As the source of Ireland’s largest river, the Shannon Pot’s fame can be traced back to the very early times of the legendary Finn MacCool and the Fianna, the great warriors of Irish methodology. Legend has it that Sinnann, the daughter of Lodan, came to the Shannon Pot in search of the Salmon of Wisdom. The great Salmon was angered at the sight of Sinnann and caused the pool to overflow and drown the fleeing maiden. Thus was the Shannon created and which still bears her name today.
The area is rich in pre-historic and ancient monuments which are possibly linked to the ancient religious significance of the Shannon Pot. There are numerous Megalithic tombs and dwelling sites in the western Cuilcagh region.
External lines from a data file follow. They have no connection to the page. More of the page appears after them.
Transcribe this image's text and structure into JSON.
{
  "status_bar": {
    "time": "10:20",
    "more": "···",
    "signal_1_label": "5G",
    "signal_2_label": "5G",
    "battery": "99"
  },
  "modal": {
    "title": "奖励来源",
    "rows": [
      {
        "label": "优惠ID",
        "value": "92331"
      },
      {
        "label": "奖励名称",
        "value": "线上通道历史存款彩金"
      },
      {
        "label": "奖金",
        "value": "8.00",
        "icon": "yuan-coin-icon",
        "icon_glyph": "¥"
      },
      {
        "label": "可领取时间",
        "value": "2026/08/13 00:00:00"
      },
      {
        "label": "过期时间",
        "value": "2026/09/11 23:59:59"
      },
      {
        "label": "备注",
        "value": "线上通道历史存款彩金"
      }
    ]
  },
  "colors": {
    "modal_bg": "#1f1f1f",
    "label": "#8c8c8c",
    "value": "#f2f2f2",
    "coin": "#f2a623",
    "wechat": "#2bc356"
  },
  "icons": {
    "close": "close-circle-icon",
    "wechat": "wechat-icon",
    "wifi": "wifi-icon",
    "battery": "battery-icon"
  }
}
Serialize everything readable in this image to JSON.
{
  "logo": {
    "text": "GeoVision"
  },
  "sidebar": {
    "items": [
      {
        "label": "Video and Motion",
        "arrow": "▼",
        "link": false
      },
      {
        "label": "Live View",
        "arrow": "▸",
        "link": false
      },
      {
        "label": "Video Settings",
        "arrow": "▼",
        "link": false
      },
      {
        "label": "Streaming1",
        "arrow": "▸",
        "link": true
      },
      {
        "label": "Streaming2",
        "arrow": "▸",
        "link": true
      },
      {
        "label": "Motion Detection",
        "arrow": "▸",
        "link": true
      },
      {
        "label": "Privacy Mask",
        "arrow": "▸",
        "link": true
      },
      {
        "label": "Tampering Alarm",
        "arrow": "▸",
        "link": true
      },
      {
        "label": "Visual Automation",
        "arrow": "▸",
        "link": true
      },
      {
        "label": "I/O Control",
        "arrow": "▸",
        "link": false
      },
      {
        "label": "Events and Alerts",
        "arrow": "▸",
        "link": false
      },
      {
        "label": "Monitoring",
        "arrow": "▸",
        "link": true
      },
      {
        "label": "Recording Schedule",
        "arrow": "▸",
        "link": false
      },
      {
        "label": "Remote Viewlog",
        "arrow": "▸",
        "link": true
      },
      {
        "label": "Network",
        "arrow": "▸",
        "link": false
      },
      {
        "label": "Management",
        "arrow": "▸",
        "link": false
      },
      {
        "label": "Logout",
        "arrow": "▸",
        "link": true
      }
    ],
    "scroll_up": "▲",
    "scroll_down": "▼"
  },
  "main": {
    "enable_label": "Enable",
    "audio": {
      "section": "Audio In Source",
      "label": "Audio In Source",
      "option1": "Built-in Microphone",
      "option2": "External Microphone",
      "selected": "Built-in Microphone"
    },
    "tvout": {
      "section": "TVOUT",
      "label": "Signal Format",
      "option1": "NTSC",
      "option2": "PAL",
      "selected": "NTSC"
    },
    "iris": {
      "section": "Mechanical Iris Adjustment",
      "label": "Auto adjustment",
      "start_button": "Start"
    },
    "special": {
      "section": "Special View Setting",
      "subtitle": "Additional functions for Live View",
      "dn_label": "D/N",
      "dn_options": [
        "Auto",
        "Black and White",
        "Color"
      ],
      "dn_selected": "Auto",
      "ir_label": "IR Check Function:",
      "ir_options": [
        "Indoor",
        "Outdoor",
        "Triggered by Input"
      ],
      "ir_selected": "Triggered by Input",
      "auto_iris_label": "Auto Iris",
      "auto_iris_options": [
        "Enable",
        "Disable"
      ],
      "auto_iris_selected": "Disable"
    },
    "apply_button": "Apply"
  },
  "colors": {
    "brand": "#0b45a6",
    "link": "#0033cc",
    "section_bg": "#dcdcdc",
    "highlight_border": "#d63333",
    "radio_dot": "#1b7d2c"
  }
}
Many of these stone built structures have magnificent views over lakes reflecting the significance of water and landscape in the beliefs of the early inhabitants of the island. Tombs of different construction can be found here which document changes in the ancient burial traditions.
The Shannon Pot is of archaeological importance, as similar springs and pools of water played an important role in the siting of pre-historic settlements and Celtic religious ceremonies. The ancient pool at Navan Fort in County Armagh yielded large numbers of artefacts which are believed to have been ritual offerings to some water god or other gods or goddess. Navan fort has been accurately dated at 1,100 years B.C. and the monuments found around the Shannon Pot probably date also from the Bronze Age.
The significance of the Shannon Pot in pre-historic times is carried down in it’s Gaelic name, ‘Legnashinna’ or ‘Log na Sionna’. The word ‘Log’ (also Lug or Leg) in ancient Irish (Gaeilge) translates as a hollow or pit, but can also express an extended meaning “The Place” indicating a site of great importance. The association of this name with the longest river in Ireland, and the circular nature of the Shannon Pot pool strongly suggests that the site was one of great cultural and possibly religious significance during Celtic times.
The natural history of the area can be found in local place names such as Polnaowen and Pollbay. “Poll” in Irish means hole and these local names refer to swallow holes in the limestone bedrock. Swallow holes form where the limestone bedrock is dissolved along fissures and cracks allowing the surface streams to disappear into the ground to emerge, possibly miles away as springs.